DAY 6: Morning pick-up by her Patient Manager and 2nd visit with the Rheumatologist Professor. The patient is much calmer, and she does not have side effects, we go on with the 2nd Neridronate infusion. She then proceeds with Light therapy in her hotel room.

DAY 7: Morning pick-up by her Patient Manager and 1st Rehabilitation session. She then proceeds with Light therapy in her hotel room.

DAY 8: Morning pick-up by her Patient Manager and 3rd visit with the Rheumatologist Professor; the patient feels quite well, we go on with the 3rd Neridronate infusion. She then proceeds with Light therapy in her hotel room.

DAY 9: Morning meeting with Patient Manager, rest day. She then proceeds with Light therapy in her hotel room.

DAY 10: Morning pick-up by her Patient Manager and 4th visit with the Rheumatologist Professor. The patient looks in less pain, time for the last Neridronate infusion. She then proceeds with Light therapy in her hotel room.

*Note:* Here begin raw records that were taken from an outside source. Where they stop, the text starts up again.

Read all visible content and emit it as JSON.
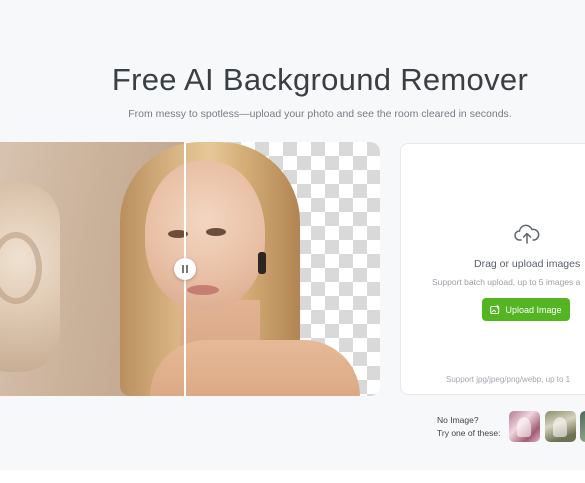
{
  "header": {
    "title": "Free AI Background Remover",
    "subtitle": "From messy to spotless—upload your photo and see the room cleared in seconds."
  },
  "hero": {
    "slider_icon": "pause-bars-icon"
  },
  "upload": {
    "icon": "cloud-upload-icon",
    "drag_text": "Drag or upload images",
    "batch_text": "Support batch upload, up to 5 images a",
    "button_label": "Upload Image",
    "button_icon": "image-upload-icon",
    "formats_text": "Support jpg/jpeg/png/webp, up to 1",
    "accent_color": "#52b521"
  },
  "samples": {
    "no_image": "No Image?",
    "try_one": "Try one of these:"
  }
}
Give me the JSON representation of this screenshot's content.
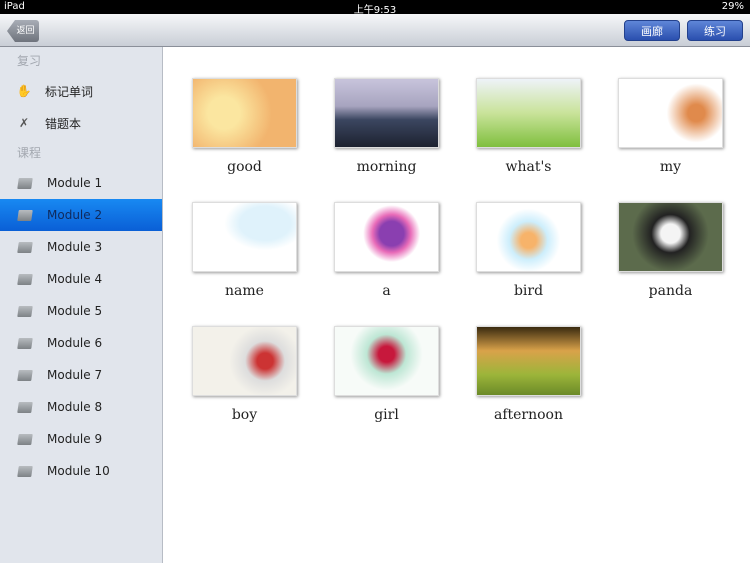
{
  "status": {
    "device": "iPad",
    "time": "上午9:53",
    "battery": "29%"
  },
  "nav": {
    "back": "返回",
    "gallery": "画廊",
    "practice": "练习"
  },
  "sidebar": {
    "review_header": "复习",
    "review_items": [
      {
        "label": "标记单词",
        "icon": "hand-icon"
      },
      {
        "label": "错题本",
        "icon": "mistake-book-icon"
      }
    ],
    "course_header": "课程",
    "modules": [
      "Module 1",
      "Module 2",
      "Module 3",
      "Module 4",
      "Module 5",
      "Module 6",
      "Module 7",
      "Module 8",
      "Module 9",
      "Module 10"
    ],
    "selected": "Module 2"
  },
  "words": [
    "good",
    "morning",
    "what's",
    "my",
    "name",
    "a",
    "bird",
    "panda",
    "boy",
    "girl",
    "afternoon"
  ]
}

DAY 11: Morning pick-up by her Patient Manager, 2nd rehabilitation session. Light therapy in her hotel room.

DAY 12-13: Rest days. Light Therapy in her hotel room.

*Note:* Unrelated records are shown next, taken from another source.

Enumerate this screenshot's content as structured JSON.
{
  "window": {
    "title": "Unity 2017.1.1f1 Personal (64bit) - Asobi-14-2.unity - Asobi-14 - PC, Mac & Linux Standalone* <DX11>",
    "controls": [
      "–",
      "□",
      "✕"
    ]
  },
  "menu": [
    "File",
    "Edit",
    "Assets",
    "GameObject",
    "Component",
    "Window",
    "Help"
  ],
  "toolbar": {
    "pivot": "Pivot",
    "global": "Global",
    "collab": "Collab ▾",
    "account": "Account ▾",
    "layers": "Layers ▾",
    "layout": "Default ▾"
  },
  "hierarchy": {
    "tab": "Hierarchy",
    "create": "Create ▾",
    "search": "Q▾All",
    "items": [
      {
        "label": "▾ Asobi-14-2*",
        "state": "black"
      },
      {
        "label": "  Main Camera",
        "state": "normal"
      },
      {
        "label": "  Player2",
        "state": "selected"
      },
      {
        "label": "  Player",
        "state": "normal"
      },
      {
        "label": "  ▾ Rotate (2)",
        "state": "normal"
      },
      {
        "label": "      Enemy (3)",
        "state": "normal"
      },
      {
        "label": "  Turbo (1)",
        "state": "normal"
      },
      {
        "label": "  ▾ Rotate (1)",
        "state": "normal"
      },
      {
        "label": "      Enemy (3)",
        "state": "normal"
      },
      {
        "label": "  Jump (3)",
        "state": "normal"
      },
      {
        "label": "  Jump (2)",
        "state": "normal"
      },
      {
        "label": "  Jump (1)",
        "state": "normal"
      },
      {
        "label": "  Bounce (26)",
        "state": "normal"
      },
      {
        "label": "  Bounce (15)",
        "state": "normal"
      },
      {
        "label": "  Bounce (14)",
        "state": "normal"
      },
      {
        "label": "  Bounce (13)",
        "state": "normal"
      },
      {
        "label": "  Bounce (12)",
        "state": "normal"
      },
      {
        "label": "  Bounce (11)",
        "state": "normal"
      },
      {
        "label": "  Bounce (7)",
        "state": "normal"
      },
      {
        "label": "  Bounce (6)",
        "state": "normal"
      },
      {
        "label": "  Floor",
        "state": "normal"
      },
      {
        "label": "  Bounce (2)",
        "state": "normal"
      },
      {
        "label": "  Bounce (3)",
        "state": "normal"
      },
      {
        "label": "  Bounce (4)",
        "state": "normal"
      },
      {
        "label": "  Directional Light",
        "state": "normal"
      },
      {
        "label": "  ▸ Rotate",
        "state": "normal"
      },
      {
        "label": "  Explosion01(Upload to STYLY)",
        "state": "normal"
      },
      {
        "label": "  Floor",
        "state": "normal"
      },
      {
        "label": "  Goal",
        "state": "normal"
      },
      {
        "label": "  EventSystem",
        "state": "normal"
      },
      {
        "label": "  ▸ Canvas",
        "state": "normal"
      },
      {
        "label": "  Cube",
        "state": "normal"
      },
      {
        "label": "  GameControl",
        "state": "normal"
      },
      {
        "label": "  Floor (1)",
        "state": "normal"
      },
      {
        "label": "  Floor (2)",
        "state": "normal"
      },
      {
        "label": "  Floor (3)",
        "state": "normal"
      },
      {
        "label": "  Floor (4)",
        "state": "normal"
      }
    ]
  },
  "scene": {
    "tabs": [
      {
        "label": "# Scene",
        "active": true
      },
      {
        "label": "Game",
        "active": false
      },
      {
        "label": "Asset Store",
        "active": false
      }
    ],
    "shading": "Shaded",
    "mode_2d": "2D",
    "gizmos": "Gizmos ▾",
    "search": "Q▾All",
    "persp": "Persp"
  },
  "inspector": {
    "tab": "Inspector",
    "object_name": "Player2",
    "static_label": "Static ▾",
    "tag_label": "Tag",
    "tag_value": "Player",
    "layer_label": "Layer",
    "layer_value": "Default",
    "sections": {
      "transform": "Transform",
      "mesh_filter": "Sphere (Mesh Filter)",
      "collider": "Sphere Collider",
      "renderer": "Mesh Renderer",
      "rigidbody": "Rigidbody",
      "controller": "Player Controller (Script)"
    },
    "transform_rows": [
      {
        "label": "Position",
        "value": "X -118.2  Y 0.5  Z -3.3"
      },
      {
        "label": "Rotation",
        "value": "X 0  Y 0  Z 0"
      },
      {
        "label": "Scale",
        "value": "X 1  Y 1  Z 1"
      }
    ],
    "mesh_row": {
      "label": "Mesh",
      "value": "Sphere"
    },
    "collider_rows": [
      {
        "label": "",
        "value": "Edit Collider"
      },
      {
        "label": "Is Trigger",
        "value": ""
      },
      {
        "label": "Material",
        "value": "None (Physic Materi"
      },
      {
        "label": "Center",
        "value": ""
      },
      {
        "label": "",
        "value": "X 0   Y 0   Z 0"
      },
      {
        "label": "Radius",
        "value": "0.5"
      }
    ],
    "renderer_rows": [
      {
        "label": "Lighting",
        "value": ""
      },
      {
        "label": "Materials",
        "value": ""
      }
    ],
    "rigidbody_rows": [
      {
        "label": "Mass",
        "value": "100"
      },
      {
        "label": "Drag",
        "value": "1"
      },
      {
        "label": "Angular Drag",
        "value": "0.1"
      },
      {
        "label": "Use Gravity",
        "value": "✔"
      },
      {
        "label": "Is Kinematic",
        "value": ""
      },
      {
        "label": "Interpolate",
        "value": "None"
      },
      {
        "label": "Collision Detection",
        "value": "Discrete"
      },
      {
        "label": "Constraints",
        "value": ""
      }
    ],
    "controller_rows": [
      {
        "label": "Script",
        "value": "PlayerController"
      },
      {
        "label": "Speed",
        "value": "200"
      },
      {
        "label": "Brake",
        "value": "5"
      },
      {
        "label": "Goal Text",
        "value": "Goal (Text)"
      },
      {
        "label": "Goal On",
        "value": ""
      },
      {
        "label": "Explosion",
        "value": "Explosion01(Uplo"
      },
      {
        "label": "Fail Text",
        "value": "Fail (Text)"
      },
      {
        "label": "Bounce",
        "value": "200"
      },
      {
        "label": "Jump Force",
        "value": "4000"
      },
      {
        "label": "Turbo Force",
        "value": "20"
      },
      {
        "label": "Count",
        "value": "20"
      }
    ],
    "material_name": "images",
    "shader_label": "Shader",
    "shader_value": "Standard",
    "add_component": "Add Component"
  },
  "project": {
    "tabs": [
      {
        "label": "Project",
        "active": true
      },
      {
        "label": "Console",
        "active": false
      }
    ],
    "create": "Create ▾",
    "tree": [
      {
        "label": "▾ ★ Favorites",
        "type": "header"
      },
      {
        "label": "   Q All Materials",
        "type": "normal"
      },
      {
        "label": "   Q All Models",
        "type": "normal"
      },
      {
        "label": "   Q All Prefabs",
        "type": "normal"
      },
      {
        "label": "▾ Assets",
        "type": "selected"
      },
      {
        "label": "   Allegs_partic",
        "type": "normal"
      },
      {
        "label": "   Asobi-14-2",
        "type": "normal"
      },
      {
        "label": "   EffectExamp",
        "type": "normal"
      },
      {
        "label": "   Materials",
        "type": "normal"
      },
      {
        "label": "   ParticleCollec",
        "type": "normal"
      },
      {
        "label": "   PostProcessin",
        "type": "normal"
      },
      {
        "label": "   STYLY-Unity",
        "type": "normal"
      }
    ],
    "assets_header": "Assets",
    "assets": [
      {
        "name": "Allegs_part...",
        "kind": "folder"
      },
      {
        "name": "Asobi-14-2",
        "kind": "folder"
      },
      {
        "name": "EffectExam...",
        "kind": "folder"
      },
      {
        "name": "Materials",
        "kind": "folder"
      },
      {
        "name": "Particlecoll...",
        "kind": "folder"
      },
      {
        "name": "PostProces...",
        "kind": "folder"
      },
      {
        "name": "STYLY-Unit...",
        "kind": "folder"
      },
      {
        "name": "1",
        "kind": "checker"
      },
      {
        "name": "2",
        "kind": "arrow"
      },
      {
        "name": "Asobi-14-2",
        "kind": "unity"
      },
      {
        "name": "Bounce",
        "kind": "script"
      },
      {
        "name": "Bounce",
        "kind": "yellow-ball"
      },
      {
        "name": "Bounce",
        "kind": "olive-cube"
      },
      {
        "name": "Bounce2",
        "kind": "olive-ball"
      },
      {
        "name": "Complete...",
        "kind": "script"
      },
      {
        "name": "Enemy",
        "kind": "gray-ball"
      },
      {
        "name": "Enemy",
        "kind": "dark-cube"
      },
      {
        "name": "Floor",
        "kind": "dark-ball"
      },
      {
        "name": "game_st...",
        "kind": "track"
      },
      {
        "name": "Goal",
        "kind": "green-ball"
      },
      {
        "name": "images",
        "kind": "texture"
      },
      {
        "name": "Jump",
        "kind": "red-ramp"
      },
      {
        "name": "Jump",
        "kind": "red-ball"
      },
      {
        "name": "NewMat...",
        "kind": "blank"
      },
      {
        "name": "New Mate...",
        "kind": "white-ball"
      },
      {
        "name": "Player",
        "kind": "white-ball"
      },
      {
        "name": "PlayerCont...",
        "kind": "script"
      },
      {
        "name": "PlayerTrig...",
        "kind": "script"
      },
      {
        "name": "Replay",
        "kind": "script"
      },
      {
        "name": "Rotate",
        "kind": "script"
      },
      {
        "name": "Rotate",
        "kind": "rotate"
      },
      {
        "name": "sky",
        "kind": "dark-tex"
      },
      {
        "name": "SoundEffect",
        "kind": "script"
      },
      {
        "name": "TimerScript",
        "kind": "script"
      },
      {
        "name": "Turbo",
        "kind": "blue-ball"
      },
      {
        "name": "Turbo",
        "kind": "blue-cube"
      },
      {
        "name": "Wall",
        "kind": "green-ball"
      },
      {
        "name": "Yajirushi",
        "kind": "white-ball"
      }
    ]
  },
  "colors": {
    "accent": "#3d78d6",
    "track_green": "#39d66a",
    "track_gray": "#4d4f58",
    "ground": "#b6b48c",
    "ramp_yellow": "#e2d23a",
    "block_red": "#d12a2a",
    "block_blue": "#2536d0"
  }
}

DAY 14: Morning pick-up by her Patient Manager, check-out at the hotel and drop-off the airport.

Follow up

JUNE 2019 (1 month after treatment): the patient refers small improvements with swelling and mottled skin. She decreased the quantity of some medications she was taking.

JULY 2019 (2 months after treatment): the patient walks perfectly; she is cheerful and positive. She feels some burning pain, but she stopped all medications. Average pain level is 1.

SEPTEMBER 2019 (4 months after treatment): the patient is doing much better; she still experiences some swelling and color changes.

NOVEMBER 2019 (6 months after treatment): the patient is back to horse riding.

AUGUST 2023 (4 years after treatment): the patient confirms a general lasting improvement of 90%. She sometimes has some light pain at night, after a whole day of standing on her leg, but she is off all her medications.

Conclusion

This patient had really good outcomes, and after 6 months she could go back to her beloved horse riding. 4 years post treatment, she still confirms her lasting improvements of about 90%.

DISCLAIMER
This is not a medical case study; it merely describes each patient’s journey, and it omits all personal data. The people who redacted it are not doctors but all the facts reported are objective and represent the patient’s reality thanks to the information in our possession. The report is not part of any clinical trials. It was written to provide more information to patients who have made multiple requests for treatment outcomes of cases like theirs.